None of this would have happened if at the Albuquerque convention Bill Eyler hadn't challenged Cricket Matheson to start a gay square dance club in San Antonio. (I think this is correct, but confirm with Cricket.) Cricket and the late Harland Jylha, who already danced with local straight clubs, worked very hard to set up what became the Alamo City Wranglers. They found a location for the class in a bar on the northwest side of town (name??) and hired a local caller from the straight community, Rusty Fennell. (Cricket adds: "The 5th Founder was named Danny Castillo")

The first night's introduction to square dancing was so much fun that I never had any doubt about coming back every week for the Mainstream class. I recall that both Cricket and another of the organizers, David Vanderhoof, made a point of thanking me for coming and saying they hoped I'd be back. Making every new dancer feel welcome is really one of the most important things we can do to build our clubs.

Since class was on Monday night, it seemed like the third day of a three-day weekend. We usually had two squares. Ollie Matson was the only woman in the class. Some of you probably met short, white-haired Ollie at conventions in the late 90s: she was usually first in line to buy the discounted registration for the new convention.

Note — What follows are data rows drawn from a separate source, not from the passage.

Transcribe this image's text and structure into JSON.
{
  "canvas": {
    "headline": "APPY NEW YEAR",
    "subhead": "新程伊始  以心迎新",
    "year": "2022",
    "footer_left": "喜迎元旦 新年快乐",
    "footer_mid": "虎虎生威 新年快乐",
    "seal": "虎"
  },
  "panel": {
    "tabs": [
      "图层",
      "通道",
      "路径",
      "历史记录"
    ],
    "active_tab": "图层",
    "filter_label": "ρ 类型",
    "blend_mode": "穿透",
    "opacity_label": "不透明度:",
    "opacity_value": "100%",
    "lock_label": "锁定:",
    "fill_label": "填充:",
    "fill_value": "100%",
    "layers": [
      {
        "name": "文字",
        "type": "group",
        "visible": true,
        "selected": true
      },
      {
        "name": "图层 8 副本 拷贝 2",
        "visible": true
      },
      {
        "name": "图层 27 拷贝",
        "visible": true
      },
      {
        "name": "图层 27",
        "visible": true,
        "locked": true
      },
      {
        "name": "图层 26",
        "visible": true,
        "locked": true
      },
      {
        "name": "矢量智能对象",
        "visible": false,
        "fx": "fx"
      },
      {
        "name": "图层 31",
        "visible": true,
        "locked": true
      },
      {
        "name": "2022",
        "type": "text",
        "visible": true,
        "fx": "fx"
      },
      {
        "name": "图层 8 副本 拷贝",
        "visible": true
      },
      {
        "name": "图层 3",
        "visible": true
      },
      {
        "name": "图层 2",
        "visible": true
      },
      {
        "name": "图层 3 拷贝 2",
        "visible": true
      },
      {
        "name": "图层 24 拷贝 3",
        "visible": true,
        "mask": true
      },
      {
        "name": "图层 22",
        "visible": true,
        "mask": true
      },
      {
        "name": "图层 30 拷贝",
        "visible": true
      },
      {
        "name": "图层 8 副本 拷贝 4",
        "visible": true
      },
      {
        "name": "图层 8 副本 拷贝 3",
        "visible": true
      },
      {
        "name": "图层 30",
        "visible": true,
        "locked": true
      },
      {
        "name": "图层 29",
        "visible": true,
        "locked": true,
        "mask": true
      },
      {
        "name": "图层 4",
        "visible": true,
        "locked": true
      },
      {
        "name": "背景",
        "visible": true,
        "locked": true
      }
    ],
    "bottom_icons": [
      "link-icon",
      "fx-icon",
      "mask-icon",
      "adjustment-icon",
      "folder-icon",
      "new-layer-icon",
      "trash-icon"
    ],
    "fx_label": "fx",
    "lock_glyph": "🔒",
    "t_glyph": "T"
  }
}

That first class was almost the last for the Wranglers. The bar where we'd been dancing decided it didn't want us any more. We moved to downtown San Antonio to a large historic building called the Bonham Exchange, which had become a gay bar. (When I first arrived in town, I thought people were saying the Bottom Exchange.) Unfortunately, we couldn't muster even two squares, which made our caller Rusty decide it wasn't profitable for him to keep calling for us. A small second class of about five students had to learn from Rusty's tapes, with Cricket as our leader. If you think Challenge levels are hard to learn from tapes, just imagine brand new dancers struggling with them. The club was on the verge of folding.

Fortunately, Cricket found a solution: another local caller, Terry Wheeler (then known as Terry Kephart) agreed to call for us. Terry's high energy, enthusiasm, and knowledge of higher levels of square dancing gave the club the shot in the arm it needed.

We received another boost when Lou Torres, one of the founders of Chesapeake Squares, moved to San Antonio. Terry offered the Wranglers' first Plus class. Whenever a visiting caller came to town, Terry arranged for that person to call for us, too. Mike Jacobs and Tim Marriner were among the nationally known guest callers for the Wranglers. Terry eventually encouraged a number of the Wranglers' Plus dancers to join a mixed gay/straight Advanced class which she taught. Terry, Cricket, Harland, and another good friend of the Wranglers, Marge Goeth, made significant contributions to bringing the local gay and straight clubs together.

Cricket urged the club to hold our first fly-in, Pass Thru the Alamo, in March 1994 (?). Most of us had no idea how much we were going to enjoy this. People came from all across the continent to dance with us, among them Costa [need last name] from Toronto, Will Hamp from Philadelphia, Ben Fabian from San Diego, and Kris Jensen, then a beginning caller, from Albuquerque. [Would be good to verify these people were there, but I believe this is correct.] The Wilde Bunch particularly supported our fly-in.

For the first time, some of the Wranglers met that great icon of gay square dancing, Anne Uebelacker, who called for us. [I think the first callers were Anne and Rusty Fennell and possibly Bill Eyler as well. Bill called for us one year, and so did Andy Shore.] Oddly for San Antonio in March, there was a sudden hailstorm one afternoon during the fly-in. Finally we had to say goodbye to our new friends, but fortunately some of them returned in subsequent years.

It's a well-known fact that fly-ins can change your life. The 1995 Pass Thru the Alamo certainly changed mine, for I met a dancer from San Diego named Larry Richards. A year and a half later I moved to San Diego to be with him, leaving behind a job, friends, and the square dance club that made it all possible.